One of the most interesting transitions in the world of commercial Bombay cinema over the past few years has been the experimentation with low-budget and offbeat films. While lavish nationalist-diasporic films that the likes of Karan Johar, Yash Chopra, and Subhash Ghai churn out are the ones that seem to define “Bollywood,” especially for viewers and critics outside India, films like Omkara, Dor, and Johnny Gaddar have drawn audiences, critical acclaim and, importantly, made money at the box office. To be sure, films like these would have been unimaginable in the commercial sector a decade ago.
Writing in the Mint (link), Gouri Shah takes stock of this development and argues that these low-budget films have succeeded primarily because of the shift from single-screen to multiplex theatres as the mode of exhibition in urban India (and to a lesser extent, in smaller cities and towns). Shah also writes that recent successes have prompted large production houses to set up separate divisions to focus exclusively on low-budget films with new talent across the board.

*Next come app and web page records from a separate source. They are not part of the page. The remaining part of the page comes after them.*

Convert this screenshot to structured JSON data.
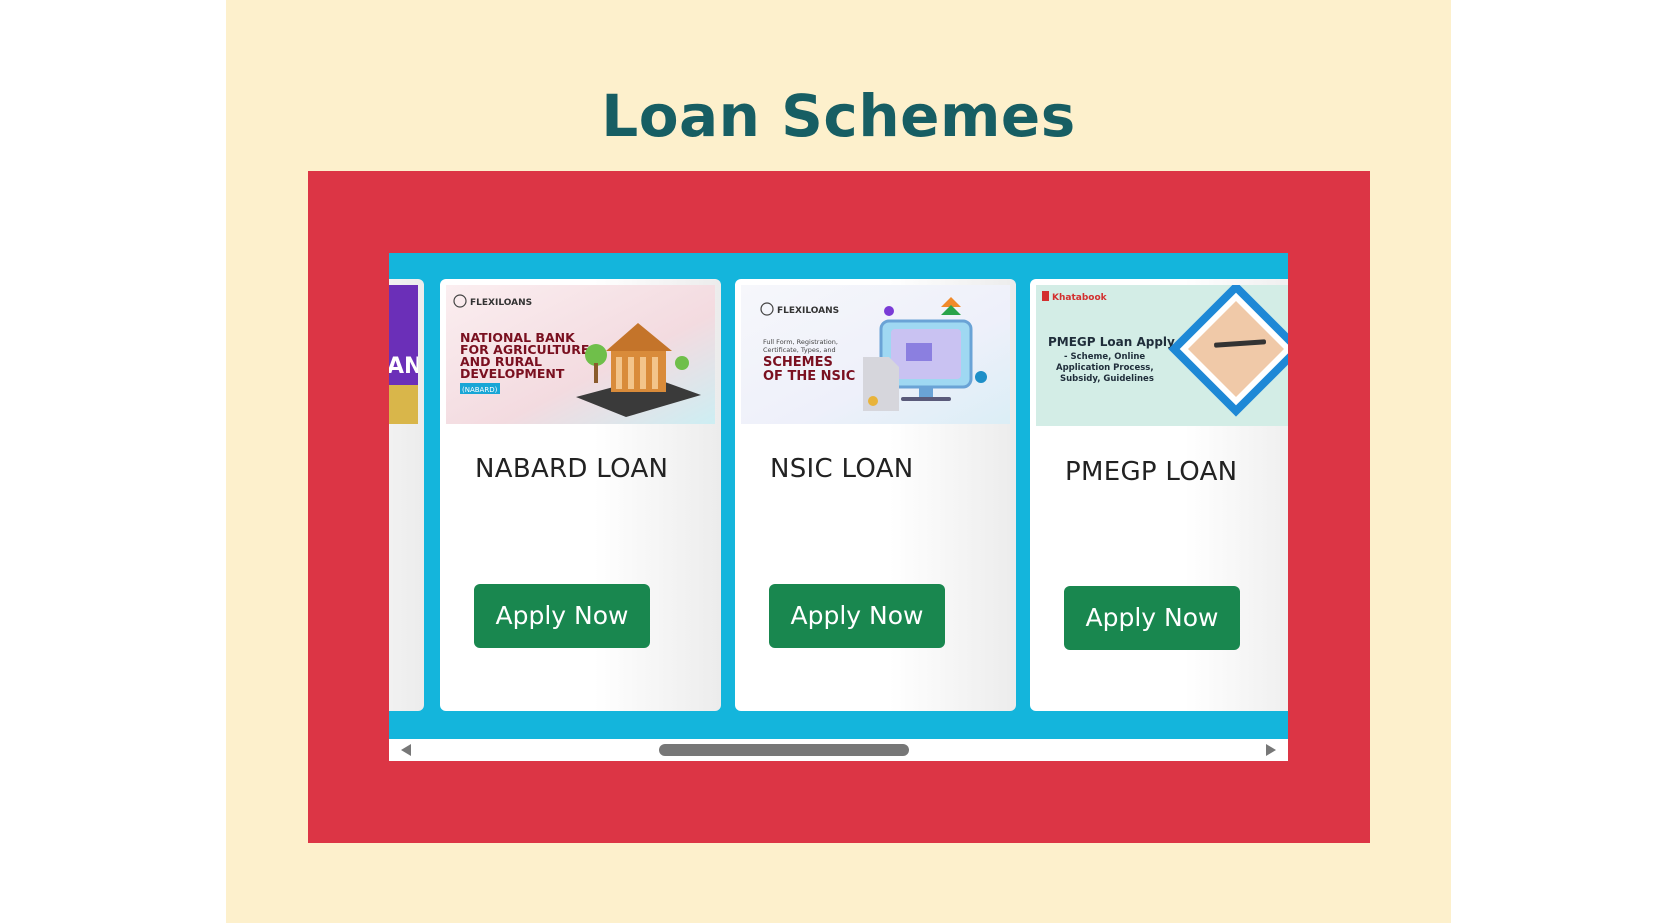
{
  "page": {
    "title": "Loan Schemes"
  },
  "colors": {
    "page_bg": "#fdf0cc",
    "title": "#175e63",
    "frame": "#dc3545",
    "scroller": "#14b5dc",
    "button": "#19874f"
  },
  "cards": [
    {
      "title": "NABARD LOAN",
      "button_label": "Apply Now",
      "image": {
        "brand": "FLEXILOANS",
        "headline": [
          "NATIONAL BANK",
          "FOR AGRICULTURE",
          "AND RURAL",
          "DEVELOPMENT"
        ],
        "tag": "(NABARD)",
        "icon": "bank-building-icon"
      }
    },
    {
      "title": "NSIC LOAN",
      "button_label": "Apply Now",
      "image": {
        "brand": "FLEXILOANS",
        "subline": [
          "Full Form, Registration,",
          "Certificate, Types, and"
        ],
        "headline": [
          "SCHEMES",
          "OF THE NSIC"
        ],
        "icon": "monitor-document-icon"
      }
    },
    {
      "title": "PMEGP LOAN",
      "button_label": "Apply Now",
      "image": {
        "brand": "Khatabook",
        "headline": "PMEGP Loan Apply",
        "subline": [
          "- Scheme, Online",
          "Application Process,",
          "Subsidy, Guidelines"
        ],
        "icon": "handshake-pen-icon"
      }
    }
  ],
  "partial_card": {
    "image_text": "AN"
  }
}
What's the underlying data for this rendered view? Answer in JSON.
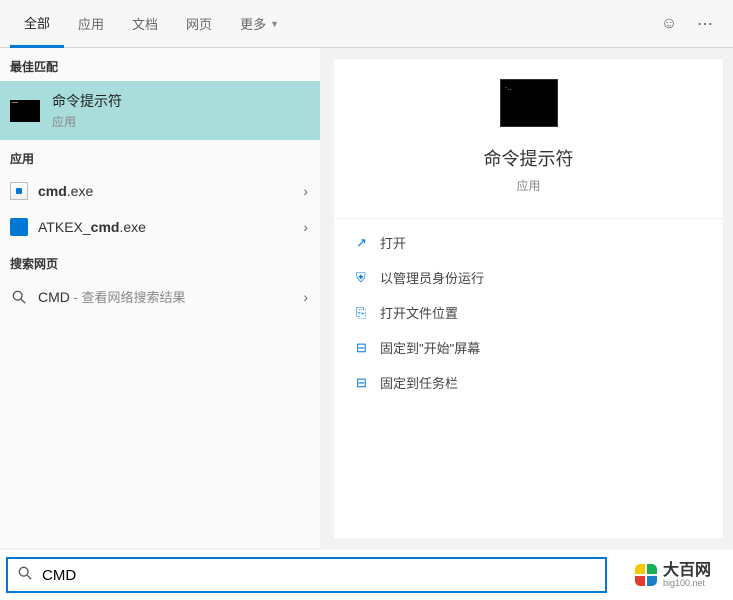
{
  "tabs": {
    "all": "全部",
    "apps": "应用",
    "docs": "文档",
    "web": "网页",
    "more": "更多"
  },
  "sections": {
    "best_match": "最佳匹配",
    "apps": "应用",
    "web": "搜索网页"
  },
  "best_match": {
    "title": "命令提示符",
    "subtitle": "应用"
  },
  "apps_list": [
    {
      "name_html": "<b>cmd</b>.exe",
      "icon": "cmd"
    },
    {
      "name_html": "ATKEX_<b>cmd</b>.exe",
      "icon": "blue"
    }
  ],
  "web_list": [
    {
      "prefix": "CMD",
      "suffix": " - 查看网络搜索结果"
    }
  ],
  "detail": {
    "title": "命令提示符",
    "subtitle": "应用",
    "actions": [
      {
        "icon": "↗",
        "label": "打开"
      },
      {
        "icon": "⛨",
        "label": "以管理员身份运行"
      },
      {
        "icon": "⎘",
        "label": "打开文件位置"
      },
      {
        "icon": "⊟",
        "label": "固定到\"开始\"屏幕"
      },
      {
        "icon": "⊟",
        "label": "固定到任务栏"
      }
    ]
  },
  "search": {
    "value": "CMD"
  },
  "watermark": {
    "main": "大百网",
    "sub": "big100.net"
  }
}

Subhash Ghai’s Mukta Arts Ltd has set up two divisions—Mukta Searchlight Films, which handles small budget films, and Malpix Films, which will launch its first Marathi film, Kaande Pohe, soon. UTV Motion Pictures Plc. has Spot Boy Motion Pictures and UTV Classics, while Percept Picture Co. recently set up Cause Cinema, which will look at projects with socially relevant themes as well as corporate films. Yash Raj Films Pvt. Ltd is also planning to set up a separate division that will focus on small budget projects or independent films, according to people in the industry familiar with the developments.

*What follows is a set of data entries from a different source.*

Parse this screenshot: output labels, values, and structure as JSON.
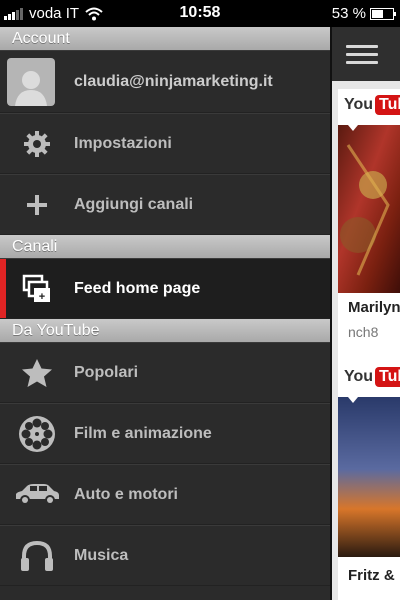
{
  "status_bar": {
    "carrier": "voda IT",
    "time": "10:58",
    "battery": "53 %",
    "battery_level": 0.53
  },
  "sidebar": {
    "sections": [
      {
        "header": "Account",
        "items": [
          {
            "label": "claudia@ninjamarketing.it",
            "icon": "avatar"
          },
          {
            "label": "Impostazioni",
            "icon": "gear-icon"
          },
          {
            "label": "Aggiungi canali",
            "icon": "plus-icon"
          }
        ]
      },
      {
        "header": "Canali",
        "items": [
          {
            "label": "Feed home page",
            "icon": "feed-icon",
            "active": true
          }
        ]
      },
      {
        "header": "Da YouTube",
        "items": [
          {
            "label": "Popolari",
            "icon": "star-icon"
          },
          {
            "label": "Film e animazione",
            "icon": "film-reel-icon"
          },
          {
            "label": "Auto e motori",
            "icon": "car-icon"
          },
          {
            "label": "Musica",
            "icon": "headphones-icon"
          }
        ]
      }
    ]
  },
  "feed": {
    "logo_you": "You",
    "logo_tube": "Tube",
    "cards": [
      {
        "title": "Marilyn",
        "subtitle": "nch8"
      },
      {
        "title": "Fritz &",
        "subtitle": ""
      }
    ]
  },
  "colors": {
    "accent": "#e02424",
    "sidebar_bg": "#2b2b2b",
    "section_header": "#b5b5b5",
    "youtube_red": "#d41414"
  }
}
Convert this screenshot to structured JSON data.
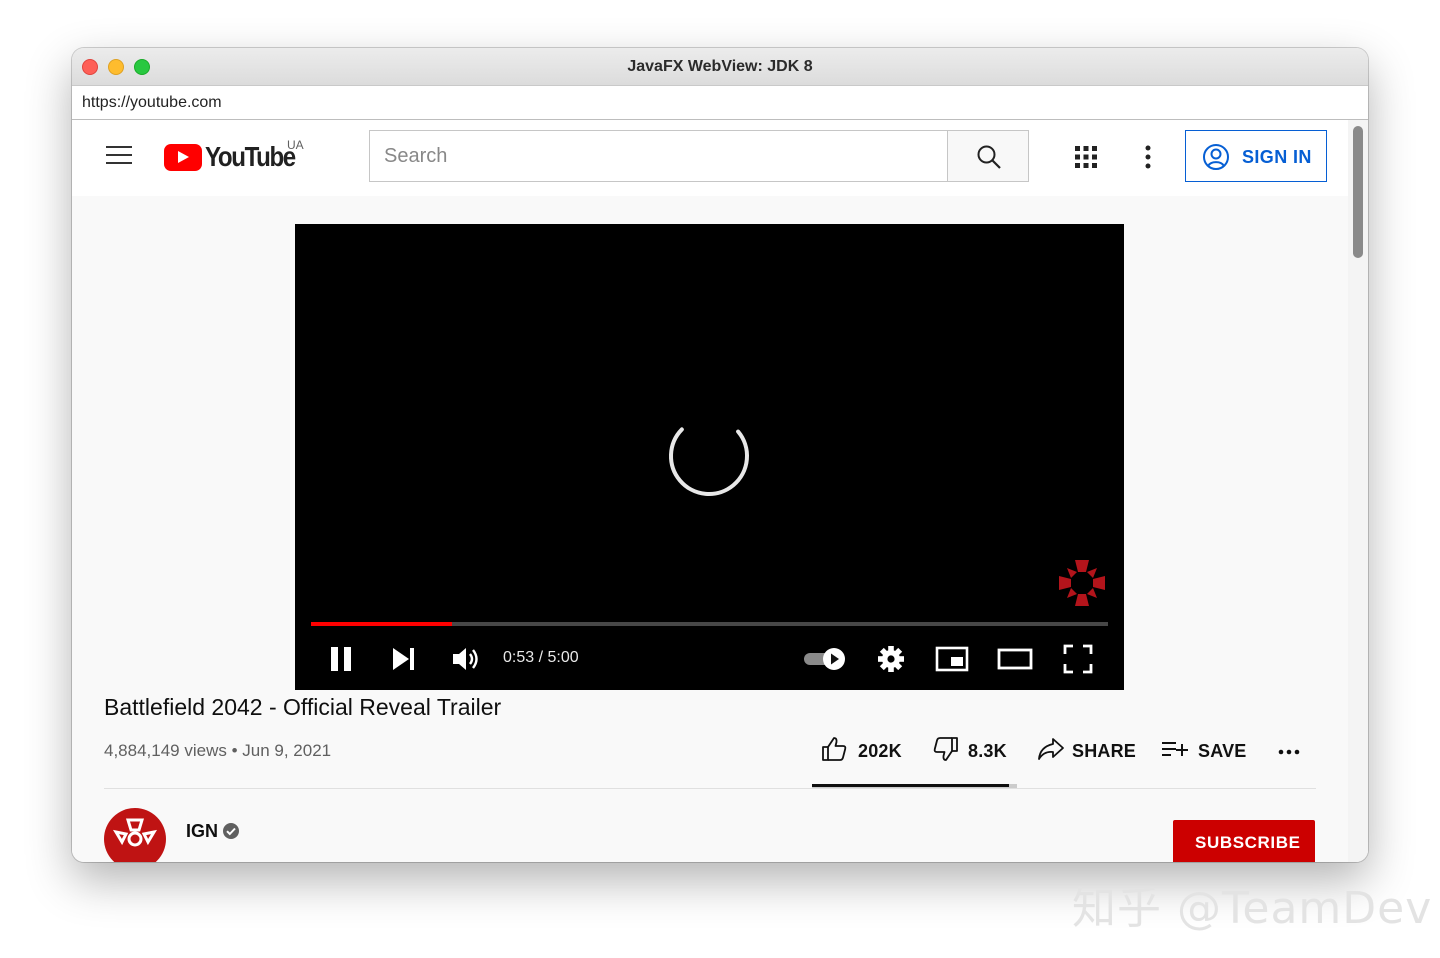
{
  "window": {
    "title": "JavaFX WebView: JDK 8"
  },
  "address_bar": {
    "url": "https://youtube.com"
  },
  "masthead": {
    "logo_text": "YouTube",
    "country_code": "UA",
    "search_placeholder": "Search",
    "sign_in_label": "SIGN IN"
  },
  "player": {
    "current_time": "0:53",
    "duration": "5:00",
    "time_display": "0:53 / 5:00",
    "progress_fraction": 0.177,
    "autoplay": "on",
    "state": "loading"
  },
  "video": {
    "title": "Battlefield 2042 - Official Reveal Trailer",
    "meta": "4,884,149 views • Jun 9, 2021",
    "likes": "202K",
    "dislikes": "8.3K",
    "share_label": "SHARE",
    "save_label": "SAVE",
    "like_ratio": 0.96
  },
  "channel": {
    "name": "IGN",
    "verified": true,
    "subscribe_label": "SUBSCRIBE"
  },
  "site_watermark": "知乎 @TeamDev",
  "colors": {
    "brand_red": "#ff0000",
    "link_blue": "#065fd4",
    "subscribe_red": "#cc0000"
  }
}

I agree, for the most part, that this is very much a “multiplex effect.” As Aparna Sharma explained in her Seminar piece, in addition to flexible scheduling that allows multiplexes to accomodate films of varying lengths, low budget films are lucrative for a multiplex because the number of viewers they bring in translates into “a greater, more competitive marginal value” (more here).
At the same time, it is difficult to overlook the fact that an “indie” filmmaker has little hope of getting his/her film into a multiplex unless s/he is working with a large banner like UTV, Mukta Arts, or Yashraj Films. My Brother Nikhil (Onir, 2005), the film that, in many ways, started this trend, would not have worked without Karan Johar and Aditya Chopra’s patronage. To get a sense of how critical this patronage is, all you have to do is take a quick look at the films that NFDC, the government of India enterprise that defines “good cinema,” has produced over the past few years – not only are they predominantly in regional languages like Marathi, Kannada, and Tamil, none of them made it into a multiplex.